LOONIES.

Last seen on: LA Times Crossword 29 May 21, Saturday

Random information on the term “Canadian coins”:

In Canada, a penny is a coin worth one cent, or .mw-parser-output .frac{white-space:nowrap}.mw-parser-output .frac .num,.mw-parser-output .frac .den{font-size:80%;line-height:0;vertical-align:super}.mw-parser-output .frac .den{vertical-align:sub}.mw-parser-output .sr-only{border:0;clip:rect(0,0,0,0);height:1px;margin:-1px;overflow:hidden;padding:0;position:absolute;width:1px}1⁄100 of a dollar. According to the Royal Canadian Mint, the official national term of the coin is the “one-cent piece”, but in practice the terms penny and cent predominate. Originally, “penny” referred to a two-cent coin. When the two-cent coin was discontinued, penny took over as the new one-cent coin’s name. Penny was likely readily adopted because the previous coinage in Canada (up to 1858) was the British monetary system, where Canada used British pounds, shillings, and pence as coinage alongside U.S. decimal coins and Spanish milled dollars.

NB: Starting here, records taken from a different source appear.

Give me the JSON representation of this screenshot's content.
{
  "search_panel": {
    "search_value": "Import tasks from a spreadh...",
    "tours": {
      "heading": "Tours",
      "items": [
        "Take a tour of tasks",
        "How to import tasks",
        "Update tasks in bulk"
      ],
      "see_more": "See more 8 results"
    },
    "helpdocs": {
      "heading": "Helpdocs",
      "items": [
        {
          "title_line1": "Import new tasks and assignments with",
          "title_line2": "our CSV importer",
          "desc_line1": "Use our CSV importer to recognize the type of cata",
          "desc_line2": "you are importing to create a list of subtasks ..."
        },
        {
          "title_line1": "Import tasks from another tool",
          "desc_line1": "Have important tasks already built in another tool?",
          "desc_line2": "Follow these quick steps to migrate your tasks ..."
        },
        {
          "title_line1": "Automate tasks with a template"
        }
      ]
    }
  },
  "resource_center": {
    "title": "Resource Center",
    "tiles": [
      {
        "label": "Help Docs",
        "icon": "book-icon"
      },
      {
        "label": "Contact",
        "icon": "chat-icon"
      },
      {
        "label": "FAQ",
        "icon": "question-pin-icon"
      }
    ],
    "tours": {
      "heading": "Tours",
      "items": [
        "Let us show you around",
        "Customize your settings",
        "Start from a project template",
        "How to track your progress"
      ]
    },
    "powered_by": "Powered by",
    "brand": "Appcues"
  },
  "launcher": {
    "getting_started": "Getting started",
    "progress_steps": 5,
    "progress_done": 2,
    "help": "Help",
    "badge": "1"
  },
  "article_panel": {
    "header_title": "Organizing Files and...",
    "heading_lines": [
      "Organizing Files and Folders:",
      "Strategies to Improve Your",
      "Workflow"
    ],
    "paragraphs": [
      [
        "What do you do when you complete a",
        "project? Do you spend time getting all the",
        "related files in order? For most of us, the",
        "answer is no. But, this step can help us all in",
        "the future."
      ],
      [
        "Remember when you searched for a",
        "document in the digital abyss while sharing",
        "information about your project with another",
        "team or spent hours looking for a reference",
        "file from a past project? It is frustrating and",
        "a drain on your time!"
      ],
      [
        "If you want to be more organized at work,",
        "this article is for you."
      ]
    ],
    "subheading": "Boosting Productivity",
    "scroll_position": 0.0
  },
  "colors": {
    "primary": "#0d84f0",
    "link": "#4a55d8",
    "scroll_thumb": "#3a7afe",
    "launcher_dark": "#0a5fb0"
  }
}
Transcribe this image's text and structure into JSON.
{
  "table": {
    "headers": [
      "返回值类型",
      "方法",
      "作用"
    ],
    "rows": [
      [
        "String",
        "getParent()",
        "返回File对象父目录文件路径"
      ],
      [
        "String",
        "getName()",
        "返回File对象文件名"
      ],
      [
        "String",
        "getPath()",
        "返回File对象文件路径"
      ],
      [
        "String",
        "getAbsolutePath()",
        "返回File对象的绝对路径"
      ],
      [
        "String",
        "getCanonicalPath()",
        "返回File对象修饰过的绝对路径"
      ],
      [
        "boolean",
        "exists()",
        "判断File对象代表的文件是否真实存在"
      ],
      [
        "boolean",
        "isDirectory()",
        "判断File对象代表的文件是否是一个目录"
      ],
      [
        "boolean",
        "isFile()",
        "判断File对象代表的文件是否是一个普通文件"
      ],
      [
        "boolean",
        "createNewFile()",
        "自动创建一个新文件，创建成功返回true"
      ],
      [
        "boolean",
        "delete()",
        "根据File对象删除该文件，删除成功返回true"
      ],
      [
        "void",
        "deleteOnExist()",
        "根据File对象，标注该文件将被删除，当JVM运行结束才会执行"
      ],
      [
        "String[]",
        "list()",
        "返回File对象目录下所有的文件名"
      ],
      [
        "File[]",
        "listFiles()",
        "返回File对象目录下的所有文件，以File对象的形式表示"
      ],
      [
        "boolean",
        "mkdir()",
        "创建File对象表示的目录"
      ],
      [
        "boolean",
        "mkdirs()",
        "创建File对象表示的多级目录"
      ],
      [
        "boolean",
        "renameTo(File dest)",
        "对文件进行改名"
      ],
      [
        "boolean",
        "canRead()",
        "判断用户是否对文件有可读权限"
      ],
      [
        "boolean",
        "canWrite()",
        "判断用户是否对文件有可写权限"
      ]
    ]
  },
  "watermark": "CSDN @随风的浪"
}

In Canadian French, the penny is often known by the loanword cent; in contrast with the heteronymous word meaning “hundred” (French: [sɑ̃] (listen)), this keeps the English pronunciation [sɛnt] (listen). Slang terms include cenne, cenne noire, or sou noir (black penny), although common Quebec French usage is sou.

Canadian coins on Wikipedia